Stored data entries
----------

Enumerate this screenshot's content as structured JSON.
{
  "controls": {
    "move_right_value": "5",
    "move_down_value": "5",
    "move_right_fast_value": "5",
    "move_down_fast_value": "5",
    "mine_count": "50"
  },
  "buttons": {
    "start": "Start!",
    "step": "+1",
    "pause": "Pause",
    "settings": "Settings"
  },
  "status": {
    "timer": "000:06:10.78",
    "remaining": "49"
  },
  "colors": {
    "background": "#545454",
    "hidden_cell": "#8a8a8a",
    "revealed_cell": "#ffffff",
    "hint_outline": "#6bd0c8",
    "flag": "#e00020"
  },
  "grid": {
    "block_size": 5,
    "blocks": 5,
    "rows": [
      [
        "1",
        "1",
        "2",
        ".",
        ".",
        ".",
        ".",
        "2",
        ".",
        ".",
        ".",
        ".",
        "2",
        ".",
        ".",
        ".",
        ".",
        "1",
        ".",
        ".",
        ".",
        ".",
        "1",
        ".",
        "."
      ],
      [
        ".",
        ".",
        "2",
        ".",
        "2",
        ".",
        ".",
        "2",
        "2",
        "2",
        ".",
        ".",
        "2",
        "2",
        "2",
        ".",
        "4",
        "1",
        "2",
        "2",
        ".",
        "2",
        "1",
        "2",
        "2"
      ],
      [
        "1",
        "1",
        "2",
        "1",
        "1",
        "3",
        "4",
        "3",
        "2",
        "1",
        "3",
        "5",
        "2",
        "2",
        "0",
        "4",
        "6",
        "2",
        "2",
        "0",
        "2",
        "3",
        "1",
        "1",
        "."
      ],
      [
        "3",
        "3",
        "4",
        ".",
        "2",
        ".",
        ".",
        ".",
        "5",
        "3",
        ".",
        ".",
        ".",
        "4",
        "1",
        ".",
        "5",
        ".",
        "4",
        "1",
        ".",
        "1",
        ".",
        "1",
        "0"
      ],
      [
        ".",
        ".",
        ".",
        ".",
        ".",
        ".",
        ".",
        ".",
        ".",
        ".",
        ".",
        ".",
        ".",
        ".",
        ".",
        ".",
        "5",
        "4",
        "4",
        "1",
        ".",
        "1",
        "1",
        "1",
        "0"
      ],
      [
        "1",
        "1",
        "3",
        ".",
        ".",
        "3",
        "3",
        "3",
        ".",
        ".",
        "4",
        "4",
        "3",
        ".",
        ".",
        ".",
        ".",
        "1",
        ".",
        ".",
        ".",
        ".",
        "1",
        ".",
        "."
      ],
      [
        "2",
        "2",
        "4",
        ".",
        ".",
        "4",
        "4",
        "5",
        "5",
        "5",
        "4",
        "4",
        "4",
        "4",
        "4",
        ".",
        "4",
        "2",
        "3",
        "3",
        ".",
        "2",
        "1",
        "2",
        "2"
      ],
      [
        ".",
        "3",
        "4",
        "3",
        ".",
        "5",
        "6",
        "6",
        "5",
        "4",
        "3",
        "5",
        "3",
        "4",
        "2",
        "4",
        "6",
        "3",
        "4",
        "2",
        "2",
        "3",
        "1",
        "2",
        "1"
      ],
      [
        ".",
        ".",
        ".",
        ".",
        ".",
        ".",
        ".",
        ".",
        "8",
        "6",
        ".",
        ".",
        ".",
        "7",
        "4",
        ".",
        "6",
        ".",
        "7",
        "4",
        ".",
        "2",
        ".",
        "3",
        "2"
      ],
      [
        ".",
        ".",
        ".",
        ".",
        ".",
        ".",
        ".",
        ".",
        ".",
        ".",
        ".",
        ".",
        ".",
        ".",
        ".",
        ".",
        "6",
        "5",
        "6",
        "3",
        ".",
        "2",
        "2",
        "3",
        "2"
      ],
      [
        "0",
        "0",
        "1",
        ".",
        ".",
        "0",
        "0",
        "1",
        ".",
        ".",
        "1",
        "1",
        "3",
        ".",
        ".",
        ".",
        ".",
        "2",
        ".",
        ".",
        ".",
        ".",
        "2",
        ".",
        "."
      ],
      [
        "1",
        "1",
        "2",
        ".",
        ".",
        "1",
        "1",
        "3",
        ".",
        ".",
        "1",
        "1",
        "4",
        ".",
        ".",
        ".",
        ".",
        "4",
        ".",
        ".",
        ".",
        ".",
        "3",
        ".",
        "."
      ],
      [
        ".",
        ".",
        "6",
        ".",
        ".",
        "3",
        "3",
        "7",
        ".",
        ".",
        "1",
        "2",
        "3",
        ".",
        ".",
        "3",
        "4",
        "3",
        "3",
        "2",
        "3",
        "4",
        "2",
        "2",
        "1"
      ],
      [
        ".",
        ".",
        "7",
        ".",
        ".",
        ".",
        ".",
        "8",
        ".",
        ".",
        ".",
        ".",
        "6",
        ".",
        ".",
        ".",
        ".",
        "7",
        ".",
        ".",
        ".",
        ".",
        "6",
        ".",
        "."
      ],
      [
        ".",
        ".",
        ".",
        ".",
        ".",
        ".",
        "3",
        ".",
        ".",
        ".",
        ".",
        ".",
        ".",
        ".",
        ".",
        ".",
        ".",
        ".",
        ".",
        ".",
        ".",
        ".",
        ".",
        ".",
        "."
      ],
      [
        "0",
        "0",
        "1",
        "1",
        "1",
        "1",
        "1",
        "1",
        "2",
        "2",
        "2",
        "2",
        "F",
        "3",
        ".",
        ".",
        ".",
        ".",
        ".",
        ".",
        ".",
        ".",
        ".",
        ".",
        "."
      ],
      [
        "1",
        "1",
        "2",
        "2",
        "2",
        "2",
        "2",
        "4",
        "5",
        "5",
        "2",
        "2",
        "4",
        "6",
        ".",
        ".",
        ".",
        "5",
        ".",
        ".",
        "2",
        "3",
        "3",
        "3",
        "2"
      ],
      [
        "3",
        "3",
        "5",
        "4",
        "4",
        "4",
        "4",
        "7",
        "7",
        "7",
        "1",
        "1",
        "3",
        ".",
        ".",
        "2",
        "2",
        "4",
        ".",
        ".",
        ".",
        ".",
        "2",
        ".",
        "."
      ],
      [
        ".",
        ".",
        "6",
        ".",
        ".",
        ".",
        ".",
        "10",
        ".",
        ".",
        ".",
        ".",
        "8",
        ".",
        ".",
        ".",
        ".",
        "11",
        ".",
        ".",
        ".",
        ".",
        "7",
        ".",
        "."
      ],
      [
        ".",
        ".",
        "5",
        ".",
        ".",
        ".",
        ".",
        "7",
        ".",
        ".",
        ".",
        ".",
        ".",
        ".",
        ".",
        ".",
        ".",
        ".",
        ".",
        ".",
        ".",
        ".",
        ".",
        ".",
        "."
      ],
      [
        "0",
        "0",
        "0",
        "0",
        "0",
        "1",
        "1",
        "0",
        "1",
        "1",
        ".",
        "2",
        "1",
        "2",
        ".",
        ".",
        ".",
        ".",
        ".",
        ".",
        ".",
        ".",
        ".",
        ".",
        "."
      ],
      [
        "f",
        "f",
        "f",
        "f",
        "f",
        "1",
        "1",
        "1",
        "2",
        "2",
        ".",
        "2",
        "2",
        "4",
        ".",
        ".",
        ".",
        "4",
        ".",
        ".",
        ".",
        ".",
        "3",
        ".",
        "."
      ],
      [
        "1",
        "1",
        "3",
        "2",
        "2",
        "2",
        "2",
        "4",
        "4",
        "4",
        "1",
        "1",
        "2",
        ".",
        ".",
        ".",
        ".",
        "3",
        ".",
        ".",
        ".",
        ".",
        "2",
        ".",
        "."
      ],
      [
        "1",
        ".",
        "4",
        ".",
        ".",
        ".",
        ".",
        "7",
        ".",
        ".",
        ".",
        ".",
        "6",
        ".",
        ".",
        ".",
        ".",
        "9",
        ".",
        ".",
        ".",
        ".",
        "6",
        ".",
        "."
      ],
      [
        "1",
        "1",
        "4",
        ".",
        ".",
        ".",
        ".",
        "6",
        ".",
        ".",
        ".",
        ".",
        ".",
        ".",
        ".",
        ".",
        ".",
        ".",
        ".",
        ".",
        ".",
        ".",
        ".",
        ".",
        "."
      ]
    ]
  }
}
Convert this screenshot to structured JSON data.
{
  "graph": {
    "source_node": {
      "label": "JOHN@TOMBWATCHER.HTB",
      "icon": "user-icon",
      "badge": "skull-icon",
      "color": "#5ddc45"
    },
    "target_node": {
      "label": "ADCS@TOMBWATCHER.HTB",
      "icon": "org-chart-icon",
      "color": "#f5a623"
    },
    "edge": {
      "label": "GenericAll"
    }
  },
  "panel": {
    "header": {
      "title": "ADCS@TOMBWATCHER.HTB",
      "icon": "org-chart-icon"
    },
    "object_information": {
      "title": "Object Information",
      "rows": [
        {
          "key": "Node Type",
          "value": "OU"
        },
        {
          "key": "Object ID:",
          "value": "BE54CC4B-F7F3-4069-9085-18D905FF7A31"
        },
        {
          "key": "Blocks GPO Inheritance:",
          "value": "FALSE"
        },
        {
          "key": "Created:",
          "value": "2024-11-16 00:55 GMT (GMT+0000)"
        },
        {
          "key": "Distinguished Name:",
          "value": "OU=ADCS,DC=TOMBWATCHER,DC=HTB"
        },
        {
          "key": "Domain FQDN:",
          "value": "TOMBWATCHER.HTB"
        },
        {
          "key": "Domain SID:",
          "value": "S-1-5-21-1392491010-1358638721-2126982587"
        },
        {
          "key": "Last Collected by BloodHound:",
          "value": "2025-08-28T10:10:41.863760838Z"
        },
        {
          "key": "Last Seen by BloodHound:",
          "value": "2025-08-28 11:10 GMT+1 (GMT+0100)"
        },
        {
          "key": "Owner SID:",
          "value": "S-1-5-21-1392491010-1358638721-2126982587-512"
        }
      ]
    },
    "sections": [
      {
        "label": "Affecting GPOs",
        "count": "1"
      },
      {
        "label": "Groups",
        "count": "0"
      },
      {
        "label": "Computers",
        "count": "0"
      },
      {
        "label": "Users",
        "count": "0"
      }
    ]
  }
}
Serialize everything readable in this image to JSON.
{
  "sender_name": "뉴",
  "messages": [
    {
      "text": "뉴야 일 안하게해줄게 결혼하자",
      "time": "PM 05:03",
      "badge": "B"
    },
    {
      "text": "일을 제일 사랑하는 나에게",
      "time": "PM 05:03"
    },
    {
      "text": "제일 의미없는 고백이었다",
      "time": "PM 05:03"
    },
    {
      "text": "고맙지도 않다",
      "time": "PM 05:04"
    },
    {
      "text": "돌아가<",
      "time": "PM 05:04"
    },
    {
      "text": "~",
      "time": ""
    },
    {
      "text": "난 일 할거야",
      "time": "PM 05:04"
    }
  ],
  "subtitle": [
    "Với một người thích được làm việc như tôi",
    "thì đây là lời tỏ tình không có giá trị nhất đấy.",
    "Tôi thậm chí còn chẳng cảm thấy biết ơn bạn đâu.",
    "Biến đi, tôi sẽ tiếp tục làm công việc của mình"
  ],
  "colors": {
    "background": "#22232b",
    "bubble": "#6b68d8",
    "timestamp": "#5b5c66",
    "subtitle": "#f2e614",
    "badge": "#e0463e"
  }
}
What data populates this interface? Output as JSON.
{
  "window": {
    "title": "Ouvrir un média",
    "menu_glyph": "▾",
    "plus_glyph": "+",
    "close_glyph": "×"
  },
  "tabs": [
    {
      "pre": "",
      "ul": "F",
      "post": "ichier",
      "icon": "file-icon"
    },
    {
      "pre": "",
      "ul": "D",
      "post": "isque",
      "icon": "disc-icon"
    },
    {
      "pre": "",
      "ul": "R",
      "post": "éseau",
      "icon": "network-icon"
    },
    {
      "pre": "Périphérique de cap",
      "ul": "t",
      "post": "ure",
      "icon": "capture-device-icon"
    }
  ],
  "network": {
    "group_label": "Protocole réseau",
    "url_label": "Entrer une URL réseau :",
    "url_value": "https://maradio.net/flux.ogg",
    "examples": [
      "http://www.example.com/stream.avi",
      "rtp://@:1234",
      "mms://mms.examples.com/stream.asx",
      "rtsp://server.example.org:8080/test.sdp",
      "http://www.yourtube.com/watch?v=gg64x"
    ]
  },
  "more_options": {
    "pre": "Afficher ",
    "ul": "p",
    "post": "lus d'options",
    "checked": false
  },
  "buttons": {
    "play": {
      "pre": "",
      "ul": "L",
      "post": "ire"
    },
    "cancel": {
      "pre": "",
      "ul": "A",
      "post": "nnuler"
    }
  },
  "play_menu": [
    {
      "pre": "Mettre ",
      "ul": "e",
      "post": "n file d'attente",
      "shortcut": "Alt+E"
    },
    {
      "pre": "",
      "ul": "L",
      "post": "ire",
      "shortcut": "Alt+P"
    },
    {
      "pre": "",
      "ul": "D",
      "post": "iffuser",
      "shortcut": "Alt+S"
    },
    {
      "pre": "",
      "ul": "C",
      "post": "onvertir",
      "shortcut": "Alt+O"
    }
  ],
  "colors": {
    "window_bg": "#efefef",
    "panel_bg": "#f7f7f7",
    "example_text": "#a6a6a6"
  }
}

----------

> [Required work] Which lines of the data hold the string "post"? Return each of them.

> [Task solution]
      "post": "ichier",
      "post": "isque",
      "post": "éseau",
      "post": "ure",
    "post": "lus d'options",
      "post": "ire"
      "post": "nnuler"
      "post": "n file d'attente",
      "post": "ire",
      "post": "iffuser",
      "post": "onvertir",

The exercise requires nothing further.